* Your task: Where does the string "icon" occur in the records? Copy each line that holds it.

******************************

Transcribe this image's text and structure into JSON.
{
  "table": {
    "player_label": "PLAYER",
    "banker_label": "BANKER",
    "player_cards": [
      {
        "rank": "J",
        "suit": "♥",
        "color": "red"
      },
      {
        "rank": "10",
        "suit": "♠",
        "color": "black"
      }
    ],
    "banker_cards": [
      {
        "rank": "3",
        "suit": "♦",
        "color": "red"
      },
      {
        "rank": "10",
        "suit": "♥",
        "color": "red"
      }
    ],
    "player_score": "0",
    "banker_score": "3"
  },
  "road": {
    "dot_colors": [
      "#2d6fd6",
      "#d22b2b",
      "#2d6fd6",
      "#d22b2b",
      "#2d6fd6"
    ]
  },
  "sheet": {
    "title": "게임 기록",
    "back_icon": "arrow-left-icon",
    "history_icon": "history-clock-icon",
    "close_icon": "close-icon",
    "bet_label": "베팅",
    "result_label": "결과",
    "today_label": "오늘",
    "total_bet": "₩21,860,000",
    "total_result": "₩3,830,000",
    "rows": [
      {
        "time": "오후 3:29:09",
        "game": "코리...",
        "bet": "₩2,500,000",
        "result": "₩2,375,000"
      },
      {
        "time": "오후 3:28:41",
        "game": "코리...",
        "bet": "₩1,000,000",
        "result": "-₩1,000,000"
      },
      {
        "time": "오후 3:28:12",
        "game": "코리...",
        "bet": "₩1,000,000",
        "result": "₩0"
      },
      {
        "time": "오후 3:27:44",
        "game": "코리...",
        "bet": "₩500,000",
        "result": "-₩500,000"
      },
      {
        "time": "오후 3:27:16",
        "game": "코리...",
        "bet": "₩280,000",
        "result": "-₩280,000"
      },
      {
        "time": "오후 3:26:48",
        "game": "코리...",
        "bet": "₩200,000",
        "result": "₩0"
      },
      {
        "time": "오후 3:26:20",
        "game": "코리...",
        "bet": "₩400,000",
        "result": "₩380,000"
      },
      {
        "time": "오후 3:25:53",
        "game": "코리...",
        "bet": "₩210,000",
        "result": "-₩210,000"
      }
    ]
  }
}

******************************

* Task result:
    "back_icon": "arrow-left-icon",
    "history_icon": "history-clock-icon",
    "close_icon": "close-icon",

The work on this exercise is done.